That shouldn’t however shatter your expectations for the movie. Because, as you know, the movie hinges on HER. And what matters most is whether or not this story can be trusted in the abilities of Jennifer Lawrence.
SO MUCH F-CKING YES.
She is extraordinary. She IS everything. She makes all of it. She makes up for the lull in the second act. She makes up for the parts in the book that they couldn’t translate to film (like when the dogs take on the personalities and eyes of the each of the preceding deceased tributes). She makes up even for what’s not there with Peeta.

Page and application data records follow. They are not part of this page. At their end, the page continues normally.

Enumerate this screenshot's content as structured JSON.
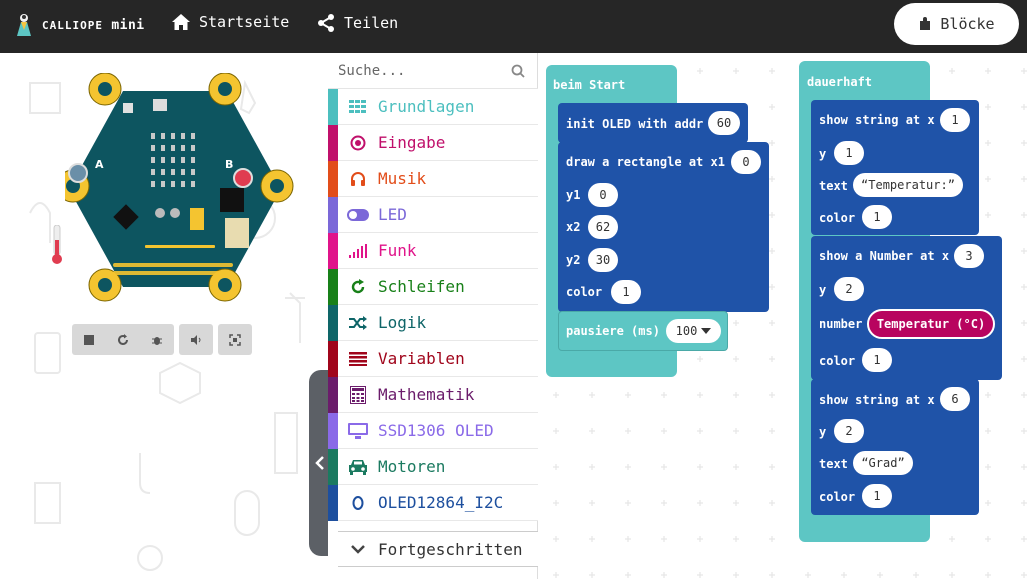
{
  "header": {
    "logo_small": "CALLIOPE",
    "logo_big": "mini",
    "nav_home": "Startseite",
    "nav_share": "Teilen",
    "blocks_button": "Blöcke"
  },
  "search": {
    "placeholder": "Suche..."
  },
  "toolbox": {
    "categories": [
      {
        "label": "Grundlagen",
        "color": "#4cbfbf",
        "icon": "grid-icon"
      },
      {
        "label": "Eingabe",
        "color": "#c0106b",
        "icon": "target-icon"
      },
      {
        "label": "Musik",
        "color": "#e24d1a",
        "icon": "headphones-icon"
      },
      {
        "label": "LED",
        "color": "#7b68d8",
        "icon": "toggle-icon"
      },
      {
        "label": "Funk",
        "color": "#e0148a",
        "icon": "signal-bars-icon"
      },
      {
        "label": "Schleifen",
        "color": "#188019",
        "icon": "refresh-icon"
      },
      {
        "label": "Logik",
        "color": "#0e6568",
        "icon": "shuffle-icon"
      },
      {
        "label": "Variablen",
        "color": "#a0051b",
        "icon": "lines-icon"
      },
      {
        "label": "Mathematik",
        "color": "#6b1c6b",
        "icon": "calculator-icon"
      },
      {
        "label": "SSD1306 OLED",
        "color": "#8a6ae8",
        "icon": "monitor-icon"
      },
      {
        "label": "Motoren",
        "color": "#1b7a60",
        "icon": "car-icon"
      },
      {
        "label": "OLED12864_I2C",
        "color": "#1d4f9e",
        "icon": "o-letter-icon"
      }
    ],
    "advanced": "Fortgeschritten"
  },
  "colors": {
    "teal": "#5dc6c4",
    "block_blue": "#1f53a8",
    "variable_pink": "#b8045f",
    "header_bg": "#262626"
  },
  "workspace": {
    "start": {
      "hat": "beim Start",
      "init_label": "init OLED with addr",
      "init_addr": "60",
      "rect_label": "draw a rectangle at x1",
      "x1": "0",
      "y1_label": "y1",
      "y1": "0",
      "x2_label": "x2",
      "x2": "62",
      "y2_label": "y2",
      "y2": "30",
      "color_label": "color",
      "color": "1",
      "pause_label": "pausiere (ms)",
      "pause_value": "100"
    },
    "forever": {
      "hat": "dauerhaft",
      "b1_label": "show string at x",
      "b1_x": "1",
      "b1_y_label": "y",
      "b1_y": "1",
      "b1_text_label": "text",
      "b1_text": "Temperatur:",
      "b1_color_label": "color",
      "b1_color": "1",
      "b2_label": "show a Number at x",
      "b2_x": "3",
      "b2_y_label": "y",
      "b2_y": "2",
      "b2_number_label": "number",
      "b2_number": "Temperatur (°C)",
      "b2_color_label": "color",
      "b2_color": "1",
      "b3_label": "show string at x",
      "b3_x": "6",
      "b3_y_label": "y",
      "b3_y": "2",
      "b3_text_label": "text",
      "b3_text": "Grad",
      "b3_color_label": "color",
      "b3_color": "1"
    }
  }
}
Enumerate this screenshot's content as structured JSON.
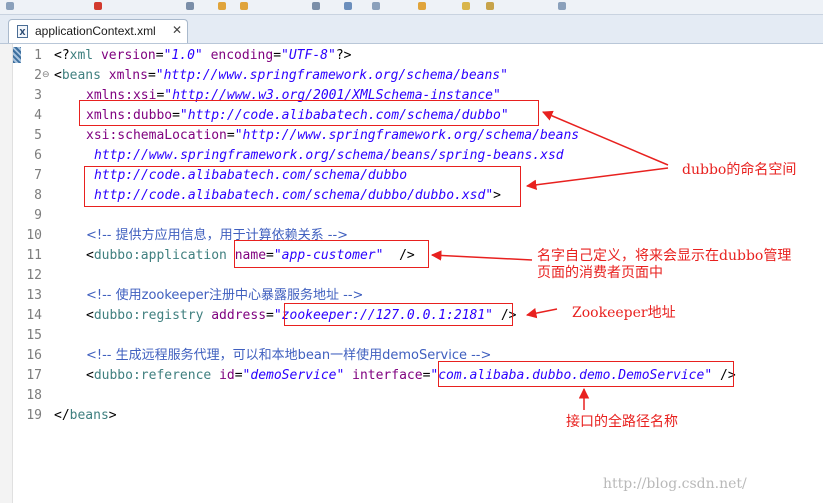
{
  "editor_tab": {
    "label": "applicationContext.xml",
    "icon": "xml-file-icon",
    "close_glyph": "✕"
  },
  "code_lines": [
    {
      "number": "1"
    },
    {
      "number": "2"
    },
    {
      "number": "3"
    },
    {
      "number": "4"
    },
    {
      "number": "5"
    },
    {
      "number": "6"
    },
    {
      "number": "7"
    },
    {
      "number": "8"
    },
    {
      "number": "9"
    },
    {
      "number": "10"
    },
    {
      "number": "11"
    },
    {
      "number": "12"
    },
    {
      "number": "13"
    },
    {
      "number": "14"
    },
    {
      "number": "15"
    },
    {
      "number": "16"
    },
    {
      "number": "17"
    },
    {
      "number": "18"
    },
    {
      "number": "19"
    }
  ],
  "code": {
    "l1": {
      "open": "<?",
      "tag": "xml",
      "a1": "version",
      "eq": "=",
      "v1": "\"1.0\"",
      "a2": "encoding",
      "v2": "\"UTF-8\"",
      "close": "?>"
    },
    "l2": {
      "open": "<",
      "tag": "beans",
      "a1": "xmlns",
      "v1": "\"http://www.springframework.org/schema/beans\""
    },
    "l3": {
      "a1": "xmlns:xsi",
      "v1": "\"http://www.w3.org/2001/XMLSchema-instance\""
    },
    "l4": {
      "a1": "xmlns:dubbo",
      "v1": "\"http://code.alibabatech.com/schema/dubbo\""
    },
    "l5": {
      "a1": "xsi:schemaLocation",
      "v1": "\"http://www.springframework.org/schema/beans"
    },
    "l6": {
      "v1": "http://www.springframework.org/schema/beans/spring-beans.xsd"
    },
    "l7": {
      "v1": "http://code.alibabatech.com/schema/dubbo"
    },
    "l8": {
      "v1": "http://code.alibabatech.com/schema/dubbo/dubbo.xsd\"",
      "close": ">"
    },
    "l10": {
      "comment": "<!-- 提供方应用信息，用于计算依赖关系 -->"
    },
    "l11": {
      "open": "<",
      "tag": "dubbo:application",
      "a1": "name",
      "v1": "\"app-customer\"",
      "close": "/>"
    },
    "l13": {
      "comment": "<!-- 使用zookeeper注册中心暴露服务地址 -->"
    },
    "l14": {
      "open": "<",
      "tag": "dubbo:registry",
      "a1": "address",
      "v1": "\"zookeeper://127.0.0.1:2181\"",
      "close": "/>"
    },
    "l16": {
      "comment": "<!-- 生成远程服务代理，可以和本地bean一样使用demoService -->"
    },
    "l17": {
      "open": "<",
      "tag": "dubbo:reference",
      "a1": "id",
      "v1": "\"demoService\"",
      "a2": "interface",
      "v2": "\"com.alibaba.dubbo.demo.DemoService\"",
      "close": "/>"
    },
    "l19": {
      "open": "</",
      "tag": "beans",
      "close": ">"
    }
  },
  "annotations": {
    "namespace": "dubbo的命名空间",
    "app_name_line1": "名字自己定义，将来会显示在dubbo管理",
    "app_name_line2": "页面的消费者页面中",
    "zookeeper": "Zookeeper地址",
    "interface": "接口的全路径名称"
  },
  "watermark": "http://blog.csdn.net/",
  "colors": {
    "annotation": "#e8211f",
    "tag": "#3f7f7f",
    "attribute": "#7f007f",
    "value": "#2a00ff",
    "comment": "#3f5fbf",
    "line_number": "#7d7d7d"
  }
}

I’ve already written about Jennifer Lawrence’s skill in becoming Katniss in previous articles here and here. Katniss, as I’ve mentioned several times the last couple of weeks, is perfect. Jennifer Lawrence gets her exactly. At times she’s kinda badly directed but for the most part, at the critical times, I can’t picture anyone else. There is no question that she captures the most important elements of who Katniss is. So, since I’ve already discussed that area of her performance, for the purposes of this review, I’d like to focus on the physical. Because the physical has some significance to this role.

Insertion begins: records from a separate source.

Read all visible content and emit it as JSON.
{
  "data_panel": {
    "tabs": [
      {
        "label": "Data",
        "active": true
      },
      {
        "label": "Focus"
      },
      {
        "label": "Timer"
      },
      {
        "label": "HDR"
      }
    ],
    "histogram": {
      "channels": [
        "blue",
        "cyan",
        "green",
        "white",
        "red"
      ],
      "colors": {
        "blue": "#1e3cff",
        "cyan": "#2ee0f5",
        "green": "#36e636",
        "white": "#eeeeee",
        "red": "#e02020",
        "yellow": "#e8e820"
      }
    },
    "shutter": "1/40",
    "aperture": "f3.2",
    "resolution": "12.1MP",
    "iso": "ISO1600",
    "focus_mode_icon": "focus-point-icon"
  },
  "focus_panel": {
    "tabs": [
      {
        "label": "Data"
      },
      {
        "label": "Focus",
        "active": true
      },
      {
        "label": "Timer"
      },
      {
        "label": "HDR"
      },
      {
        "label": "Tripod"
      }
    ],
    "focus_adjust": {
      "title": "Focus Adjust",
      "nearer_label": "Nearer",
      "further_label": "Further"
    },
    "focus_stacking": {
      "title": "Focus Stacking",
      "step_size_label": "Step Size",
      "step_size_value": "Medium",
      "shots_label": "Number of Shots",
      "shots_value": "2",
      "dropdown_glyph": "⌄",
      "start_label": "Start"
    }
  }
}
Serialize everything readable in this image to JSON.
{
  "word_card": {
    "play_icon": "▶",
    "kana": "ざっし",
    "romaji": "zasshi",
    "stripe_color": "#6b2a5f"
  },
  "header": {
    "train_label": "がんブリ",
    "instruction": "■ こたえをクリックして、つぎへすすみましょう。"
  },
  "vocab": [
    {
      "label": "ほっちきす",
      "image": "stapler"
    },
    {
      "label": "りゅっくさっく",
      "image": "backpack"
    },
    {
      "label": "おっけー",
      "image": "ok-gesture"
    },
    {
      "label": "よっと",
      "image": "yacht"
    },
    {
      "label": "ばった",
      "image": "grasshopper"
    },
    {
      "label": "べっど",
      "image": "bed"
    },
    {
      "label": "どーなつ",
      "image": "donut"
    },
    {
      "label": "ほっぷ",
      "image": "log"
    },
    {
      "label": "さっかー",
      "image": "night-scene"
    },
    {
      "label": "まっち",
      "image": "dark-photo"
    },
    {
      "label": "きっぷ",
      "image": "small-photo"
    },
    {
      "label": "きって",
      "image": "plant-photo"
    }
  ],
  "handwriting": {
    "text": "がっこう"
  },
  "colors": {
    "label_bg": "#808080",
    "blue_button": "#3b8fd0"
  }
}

And here I’m going to defend her body, which is a kind of a gross thing to do so let’s call is praise instead because there were so many people who were like - oh she’s not emaciated enough - and there will be those who will be all - how come she wasn’t skinny? after they see the movie that I want to make this point:
That Hollywood actors, especially of Jennifer Lawrence’s age, are always, ALWAYS required to lose weight, and I don’t have to tell you the f-cked up sh-t that results in that kind of imagery. So why aren’t we celebrating the fact that Gary Ross didn’t require her to?
Lawrence has a small waist (because strength comes from your core) and a full ass (because our girl can run like a champion). She has strong athletic arms that can let go of arrows...and accurately. (Have you ever tried archery? Kate f-cking Bosworth isn’t doing archery any time soon, put it that way.) She has legs that can climb. She has a face full of youth, the kind of natural roundness in her cheeks that Ashley Judd tried to recreate with a sinus infection. Katniss’s is not the kind of body you see at the movies anymore, and certainly not in your garden variety lead actress. This Katniss is not a wisp of a girl. She can actually win the games by endurance AND intelligence. Let that be the Katniss that your children worship.
Here’s what we’ll do because you may have more questions. We’ll do a Hunger Games liveblog TOMORROW. Then line up and go see it. See it twice. I’ll be seeing it for the second time this weekend too. We’ll liveblog about it again next week. Talk to you then?
Attached - Hutcherson and Hemsworth at various events promoting The Hunger Games last night.